Initially, an available design of 450 ft. self-supporting steel tower was erected, carrying an omnidirectional aerial similar to the one used at Croydon but of twice the aperture. This enabled a service to be provided quickly. The station went into programme service on 17th February 1956 with a single 5 kW transmitter, giving an effective radiated power of 6o kW. A few months later the power was raised to 120 kW by paralleling two 5 kW sets into the split aerial. In November of the same year, after the main 20 kW transmitter had been installed, the power was raised to 200 kW e.r.p. This gave a population coverage of nearly 6.5 million within the o.25 mV/m contouur. From the start it was recognised that, because of the relatively low site, greater and more uniform coverage could be obtained with a higher mast and an aerial system with directional characteristics. Sufficient land was therefore acquired to permit this to be done later.

ill-lichfieldEarly in 1961 it became possible to start the construction of a 1,000 ft. mast and an improved aerial. Both these were brought into service in July of the same year, thus allowing the original tower to be dismantled and re-erected for use at the Fremont Point station in the Channel Islands. The new aerial enabled the power radiated south towards Gloucester to be increased to 400 kW.

Towards East Anglia, however, the power had to be reduced to 100 kW to prevent harmful interference to viewers of the Netherlands Television Service on the Dutch coast. For this reason, the service to Midlands viewers living east of the station remained substantially unchanged. Over a semi-circle towards the north the radiated power was maintained at 200 kW. This was sufficient, with the higher aerial, to close the gaps between the service areas of Lichfield and the Winter Hill and Emley Moor stations. The effect of the new mast and aerial was a general all-round improvement in reception, both within the old service area and beyond.

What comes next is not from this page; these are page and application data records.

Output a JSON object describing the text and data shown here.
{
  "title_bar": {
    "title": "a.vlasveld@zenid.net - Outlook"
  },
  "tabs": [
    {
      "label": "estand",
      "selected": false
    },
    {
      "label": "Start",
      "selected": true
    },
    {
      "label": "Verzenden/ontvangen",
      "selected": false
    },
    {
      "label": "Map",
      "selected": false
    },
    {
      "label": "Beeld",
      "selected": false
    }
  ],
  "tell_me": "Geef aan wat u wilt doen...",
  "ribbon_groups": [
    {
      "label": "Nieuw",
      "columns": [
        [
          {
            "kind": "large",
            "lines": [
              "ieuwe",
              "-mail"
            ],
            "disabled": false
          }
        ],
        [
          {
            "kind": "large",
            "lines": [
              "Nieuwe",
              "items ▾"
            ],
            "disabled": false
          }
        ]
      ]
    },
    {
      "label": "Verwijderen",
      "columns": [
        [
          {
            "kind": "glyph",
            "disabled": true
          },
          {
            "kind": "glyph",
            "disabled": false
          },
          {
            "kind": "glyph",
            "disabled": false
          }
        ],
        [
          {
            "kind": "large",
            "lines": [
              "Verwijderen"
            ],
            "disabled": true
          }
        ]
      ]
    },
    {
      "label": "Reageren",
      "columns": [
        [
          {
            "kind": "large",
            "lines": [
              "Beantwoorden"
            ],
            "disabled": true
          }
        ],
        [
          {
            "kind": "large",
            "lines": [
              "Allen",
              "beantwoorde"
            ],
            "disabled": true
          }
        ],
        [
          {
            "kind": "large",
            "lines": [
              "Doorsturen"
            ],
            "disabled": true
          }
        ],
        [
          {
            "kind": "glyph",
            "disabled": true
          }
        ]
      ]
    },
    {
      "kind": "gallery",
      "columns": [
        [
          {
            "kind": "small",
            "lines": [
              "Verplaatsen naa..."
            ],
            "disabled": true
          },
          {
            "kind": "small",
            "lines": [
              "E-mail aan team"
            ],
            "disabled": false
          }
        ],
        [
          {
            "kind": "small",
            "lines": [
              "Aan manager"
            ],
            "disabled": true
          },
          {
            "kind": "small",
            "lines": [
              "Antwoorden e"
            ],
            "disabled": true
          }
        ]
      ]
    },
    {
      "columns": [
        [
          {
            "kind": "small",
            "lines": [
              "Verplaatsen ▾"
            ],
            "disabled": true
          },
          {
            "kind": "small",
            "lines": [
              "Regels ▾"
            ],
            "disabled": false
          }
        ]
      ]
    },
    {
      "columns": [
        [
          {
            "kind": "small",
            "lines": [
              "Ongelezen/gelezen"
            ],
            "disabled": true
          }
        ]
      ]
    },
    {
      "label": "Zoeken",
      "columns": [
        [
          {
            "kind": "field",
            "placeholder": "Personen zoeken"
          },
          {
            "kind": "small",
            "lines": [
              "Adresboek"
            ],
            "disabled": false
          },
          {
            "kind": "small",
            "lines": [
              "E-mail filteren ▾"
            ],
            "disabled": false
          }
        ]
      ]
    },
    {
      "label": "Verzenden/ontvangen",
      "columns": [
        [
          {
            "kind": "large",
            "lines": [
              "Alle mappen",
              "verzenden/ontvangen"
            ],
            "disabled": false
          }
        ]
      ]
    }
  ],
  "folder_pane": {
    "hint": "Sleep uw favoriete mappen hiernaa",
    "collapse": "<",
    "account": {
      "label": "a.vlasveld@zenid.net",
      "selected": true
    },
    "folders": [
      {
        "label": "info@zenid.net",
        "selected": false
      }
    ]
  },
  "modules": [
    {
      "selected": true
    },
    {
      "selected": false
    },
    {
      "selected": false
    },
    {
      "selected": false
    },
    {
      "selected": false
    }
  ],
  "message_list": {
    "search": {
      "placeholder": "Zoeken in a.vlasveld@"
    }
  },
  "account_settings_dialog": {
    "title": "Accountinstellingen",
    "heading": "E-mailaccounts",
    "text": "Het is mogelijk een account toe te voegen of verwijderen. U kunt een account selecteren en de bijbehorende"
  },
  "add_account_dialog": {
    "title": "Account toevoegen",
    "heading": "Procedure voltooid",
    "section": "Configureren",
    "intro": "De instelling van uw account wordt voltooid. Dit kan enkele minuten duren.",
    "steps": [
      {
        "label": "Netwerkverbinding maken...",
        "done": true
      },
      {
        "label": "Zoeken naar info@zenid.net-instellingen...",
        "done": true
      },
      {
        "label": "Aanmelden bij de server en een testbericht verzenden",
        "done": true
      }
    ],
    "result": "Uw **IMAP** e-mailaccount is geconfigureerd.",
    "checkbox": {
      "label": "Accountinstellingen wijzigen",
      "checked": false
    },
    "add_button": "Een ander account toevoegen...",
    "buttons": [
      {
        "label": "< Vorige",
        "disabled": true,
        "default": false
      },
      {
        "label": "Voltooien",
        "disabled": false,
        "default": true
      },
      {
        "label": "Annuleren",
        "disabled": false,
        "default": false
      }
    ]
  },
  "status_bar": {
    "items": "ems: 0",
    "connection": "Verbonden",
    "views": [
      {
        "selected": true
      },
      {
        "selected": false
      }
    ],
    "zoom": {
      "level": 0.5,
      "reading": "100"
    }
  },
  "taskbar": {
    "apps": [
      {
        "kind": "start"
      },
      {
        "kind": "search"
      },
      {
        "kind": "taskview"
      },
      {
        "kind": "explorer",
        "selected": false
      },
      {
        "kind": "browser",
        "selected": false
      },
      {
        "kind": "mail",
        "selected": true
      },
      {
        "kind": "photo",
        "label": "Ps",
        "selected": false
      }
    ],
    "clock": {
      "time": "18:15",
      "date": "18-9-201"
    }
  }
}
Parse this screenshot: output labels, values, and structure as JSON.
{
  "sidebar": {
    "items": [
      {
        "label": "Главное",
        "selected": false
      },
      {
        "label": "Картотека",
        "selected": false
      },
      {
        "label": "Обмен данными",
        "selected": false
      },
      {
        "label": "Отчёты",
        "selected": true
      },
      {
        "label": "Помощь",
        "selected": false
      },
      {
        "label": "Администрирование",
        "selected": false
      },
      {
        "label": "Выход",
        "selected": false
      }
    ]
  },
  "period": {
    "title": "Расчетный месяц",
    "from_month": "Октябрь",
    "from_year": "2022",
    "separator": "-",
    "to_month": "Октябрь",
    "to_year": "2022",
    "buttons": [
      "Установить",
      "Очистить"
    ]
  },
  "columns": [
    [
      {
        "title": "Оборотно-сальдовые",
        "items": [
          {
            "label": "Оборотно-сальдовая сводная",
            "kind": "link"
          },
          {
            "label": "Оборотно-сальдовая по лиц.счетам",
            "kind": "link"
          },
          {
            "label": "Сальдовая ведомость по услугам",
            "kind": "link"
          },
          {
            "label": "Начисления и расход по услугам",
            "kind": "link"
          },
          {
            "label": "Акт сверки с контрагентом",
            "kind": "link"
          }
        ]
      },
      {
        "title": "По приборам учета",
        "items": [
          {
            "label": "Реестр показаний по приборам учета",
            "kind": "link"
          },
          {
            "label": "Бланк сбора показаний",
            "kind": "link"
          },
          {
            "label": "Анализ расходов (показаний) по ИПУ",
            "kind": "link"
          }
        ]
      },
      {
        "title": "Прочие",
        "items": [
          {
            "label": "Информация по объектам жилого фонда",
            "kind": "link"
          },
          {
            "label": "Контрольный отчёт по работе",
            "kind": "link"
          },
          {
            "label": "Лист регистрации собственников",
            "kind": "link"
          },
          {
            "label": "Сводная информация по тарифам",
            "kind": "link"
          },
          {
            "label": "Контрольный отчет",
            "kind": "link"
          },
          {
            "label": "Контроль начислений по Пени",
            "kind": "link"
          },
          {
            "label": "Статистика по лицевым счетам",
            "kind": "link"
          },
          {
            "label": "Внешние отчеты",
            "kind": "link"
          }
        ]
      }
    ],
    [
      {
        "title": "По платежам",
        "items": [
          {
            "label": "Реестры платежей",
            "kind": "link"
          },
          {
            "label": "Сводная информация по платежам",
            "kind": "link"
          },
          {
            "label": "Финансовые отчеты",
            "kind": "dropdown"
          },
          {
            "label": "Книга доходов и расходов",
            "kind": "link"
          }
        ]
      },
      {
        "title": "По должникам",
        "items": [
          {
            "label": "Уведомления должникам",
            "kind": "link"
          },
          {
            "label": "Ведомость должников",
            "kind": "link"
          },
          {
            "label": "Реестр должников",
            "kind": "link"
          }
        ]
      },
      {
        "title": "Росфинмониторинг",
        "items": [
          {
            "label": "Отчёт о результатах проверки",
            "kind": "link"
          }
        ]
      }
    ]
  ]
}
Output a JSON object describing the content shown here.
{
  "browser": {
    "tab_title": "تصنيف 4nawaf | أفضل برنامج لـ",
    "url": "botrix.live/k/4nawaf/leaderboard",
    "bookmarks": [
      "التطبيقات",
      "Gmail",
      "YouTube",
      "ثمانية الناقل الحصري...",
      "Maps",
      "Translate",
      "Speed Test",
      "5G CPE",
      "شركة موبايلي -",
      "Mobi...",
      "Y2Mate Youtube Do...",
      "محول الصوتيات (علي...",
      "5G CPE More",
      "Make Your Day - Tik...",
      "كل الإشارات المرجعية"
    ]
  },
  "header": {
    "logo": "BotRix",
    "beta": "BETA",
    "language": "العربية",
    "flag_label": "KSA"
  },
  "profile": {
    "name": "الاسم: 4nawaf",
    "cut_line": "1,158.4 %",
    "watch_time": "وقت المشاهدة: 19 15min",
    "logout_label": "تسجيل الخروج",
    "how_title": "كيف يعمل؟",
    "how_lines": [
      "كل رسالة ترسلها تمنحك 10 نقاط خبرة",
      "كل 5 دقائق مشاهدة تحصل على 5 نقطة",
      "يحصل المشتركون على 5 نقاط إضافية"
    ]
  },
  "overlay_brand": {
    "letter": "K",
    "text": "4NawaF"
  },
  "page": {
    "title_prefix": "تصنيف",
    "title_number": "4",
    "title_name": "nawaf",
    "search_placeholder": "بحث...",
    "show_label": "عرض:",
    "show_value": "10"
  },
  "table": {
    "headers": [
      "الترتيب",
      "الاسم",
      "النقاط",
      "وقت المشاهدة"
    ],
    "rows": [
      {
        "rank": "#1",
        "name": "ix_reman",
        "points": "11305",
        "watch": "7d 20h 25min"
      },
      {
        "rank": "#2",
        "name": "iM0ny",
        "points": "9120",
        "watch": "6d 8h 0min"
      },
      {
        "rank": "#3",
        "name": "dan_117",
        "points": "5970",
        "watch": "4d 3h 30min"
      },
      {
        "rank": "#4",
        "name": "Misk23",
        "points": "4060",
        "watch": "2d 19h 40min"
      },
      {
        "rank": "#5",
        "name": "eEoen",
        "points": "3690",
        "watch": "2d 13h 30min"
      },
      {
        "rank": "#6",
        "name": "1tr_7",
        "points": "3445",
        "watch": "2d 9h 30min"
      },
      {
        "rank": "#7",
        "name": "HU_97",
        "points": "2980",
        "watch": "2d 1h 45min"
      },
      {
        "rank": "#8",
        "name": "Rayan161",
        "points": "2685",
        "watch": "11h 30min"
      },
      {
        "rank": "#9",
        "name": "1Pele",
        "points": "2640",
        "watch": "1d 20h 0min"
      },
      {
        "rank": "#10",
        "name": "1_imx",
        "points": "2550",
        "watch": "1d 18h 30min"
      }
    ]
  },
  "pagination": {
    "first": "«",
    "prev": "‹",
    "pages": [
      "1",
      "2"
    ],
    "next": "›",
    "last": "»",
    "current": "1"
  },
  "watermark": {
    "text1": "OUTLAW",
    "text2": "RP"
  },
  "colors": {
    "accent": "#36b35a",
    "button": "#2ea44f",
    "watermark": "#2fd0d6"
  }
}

The predicted coverage is shown in the map opposite. The measured coverage has recently been completed and includes a population of 8.85 million within the 0.25 mV/m contour.